Childbirth and parenthood are exhausting, stressful and exhilarating—and some days the balance will naturally tip more in favor of negativity.
Although you’re expected to be the happiest woman on earth, in reality the constant worry, doubt, fatigue or sadness can be overwhelming.
These hormonal mood swings are very common as you and your new family adjust, both physically and mentally.
But when should you worry that your moods could be something more sinister and what can you do about it?
Many moms get a case of the baby blues in the first weeks after childbirth, experiencing symptoms such as anxiety, sadness and irritability.
You may feel overwhelmed, the need to cry, an inability to concentrate or trouble sleeping. While these symptoms are miserable, they will disappear in a few weeks.
But if these feelings seem unusually intense, both in terms of duration and frequency, you—or your
PPD is in no way an indication mom (or dad) has done anything wrong.
It’s a mood disorder that’s a form of major depression and can develop as a result of your biology, psychological factors or life stressors.

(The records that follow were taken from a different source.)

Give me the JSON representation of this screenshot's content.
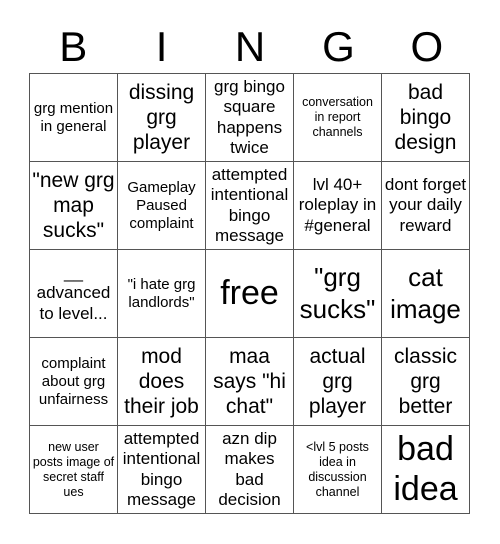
{
  "header": {
    "letters": [
      "B",
      "I",
      "N",
      "G",
      "O"
    ]
  },
  "board": {
    "rows": [
      [
        {
          "text": "grg mention in general",
          "size": "s-s"
        },
        {
          "text": "dissing grg player",
          "size": "s-l"
        },
        {
          "text": "grg bingo square happens twice",
          "size": "s-m"
        },
        {
          "text": "conversation in report channels",
          "size": "s-xs"
        },
        {
          "text": "bad bingo design",
          "size": "s-l"
        }
      ],
      [
        {
          "text": "\"new grg map sucks\"",
          "size": "s-l"
        },
        {
          "text": "Gameplay Paused complaint",
          "size": "s-s"
        },
        {
          "text": "attempted intentional bingo message",
          "size": "s-m"
        },
        {
          "text": "lvl 40+ roleplay in #general",
          "size": "s-m"
        },
        {
          "text": "dont forget your daily reward",
          "size": "s-m"
        }
      ],
      [
        {
          "text": "__ advanced to level...",
          "size": "s-m"
        },
        {
          "text": "\"i hate grg landlords\"",
          "size": "s-s"
        },
        {
          "text": "free",
          "size": "s-xxl"
        },
        {
          "text": "\"grg sucks\"",
          "size": "s-xl"
        },
        {
          "text": "cat image",
          "size": "s-xl"
        }
      ],
      [
        {
          "text": "complaint about grg unfairness",
          "size": "s-s"
        },
        {
          "text": "mod does their job",
          "size": "s-l"
        },
        {
          "text": "maa says \"hi chat\"",
          "size": "s-l"
        },
        {
          "text": "actual grg player",
          "size": "s-l"
        },
        {
          "text": "classic grg better",
          "size": "s-l"
        }
      ],
      [
        {
          "text": "new user posts image of secret staff ues",
          "size": "s-xs"
        },
        {
          "text": "attempted intentional bingo message",
          "size": "s-m"
        },
        {
          "text": "azn dip makes bad decision",
          "size": "s-m"
        },
        {
          "text": "<lvl 5 posts idea in discussion channel",
          "size": "s-xs"
        },
        {
          "text": "bad idea",
          "size": "s-xxl"
        }
      ]
    ]
  }
}
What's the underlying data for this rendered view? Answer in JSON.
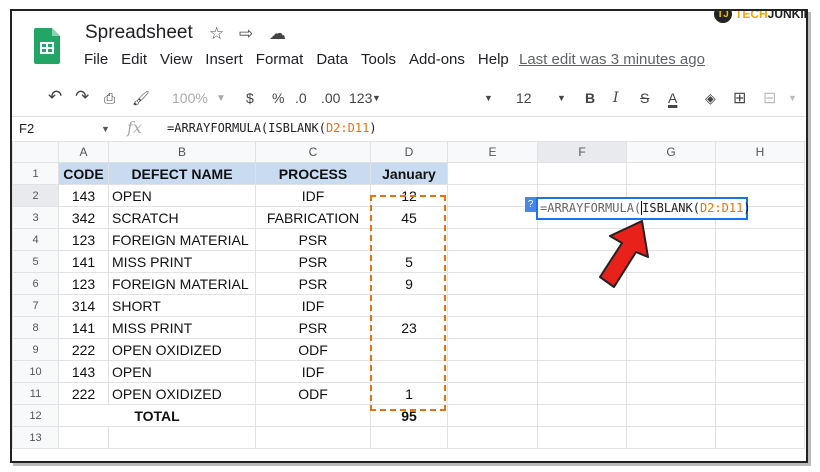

Factors that could contribute to PPD include hormonal fluctuations, a previous history of depression, stress, fatigue and lack of support.
Breastfeeding releases the hormone oxytocin which is a powerful antidepressant, so as weaning changes mom’s hormone levels it could trigger depression.
Although it can be confused with the baby blues at first, a clear indicator of PPD is if you’re finding it hard to get through each day and care for your baby.
If it helps, you’re not alone, with up to one in seven women experiencing the mood disorder.
It’s also not something that always comes on directly after birth: some women actually suffer depression in pregnancy, whereas some may not feel the effects until many months afterwards.
If you are experiencing any of the below postpartum symptoms for more than two weeks, seek advice from a health provider.
- A loss of pleasure in activities
- A change in appetite (eating more or less)
- Severe anxiety or panic attacks
- Feeling guilty and blaming yourself
- Excessive irritability, anger or agitation
- Sadness and long bouts of crying
- Fear of not being a good mother or being left alone with the baby
- Disinterest in the baby, family and friends
- Difficulty concentrating, with memory or decision making
- Sleep issues
- Thoughts of harming yourself or your baby
The sooner you seek treatment, the sooner you will feel better—and you will feel better.
What Can I do?
While sometimes the symptoms will be apparent, many of us may not recognize or acknowledge that we’re depressed—especially if we think it’s just a bout of the baby blues.
But whether it’s the mom, family member or friend who spots the symptoms, seeking help is the only way forward.
Women who take the probiotic lactobacillus rhamnosus HN1001 may suffer less anxiety and depression during and after pregnancy, researchers in New Zealand recently found.
PPD is certainly responsive to treatment, which will usually involve counseling and sometimes anti-depressant medication.
In addition to medical help, there are a few things that may help you to cope better:
- If possible, get someone to help care for your baby more often and help with household duties once or twice a week to allow you to get proper rest.
- Take a day to pamper yourself! Try a spa day, or any relaxing place outside the house.
- Exercise will get the endorphins going so try to get outdoors for a light walk or jog.
- Visit someone you haven’t seen since the baby came into your lives.
Most importantly moms, don't be afraid to speak up!
You’re doing a great job and there’s no shame in asking for help.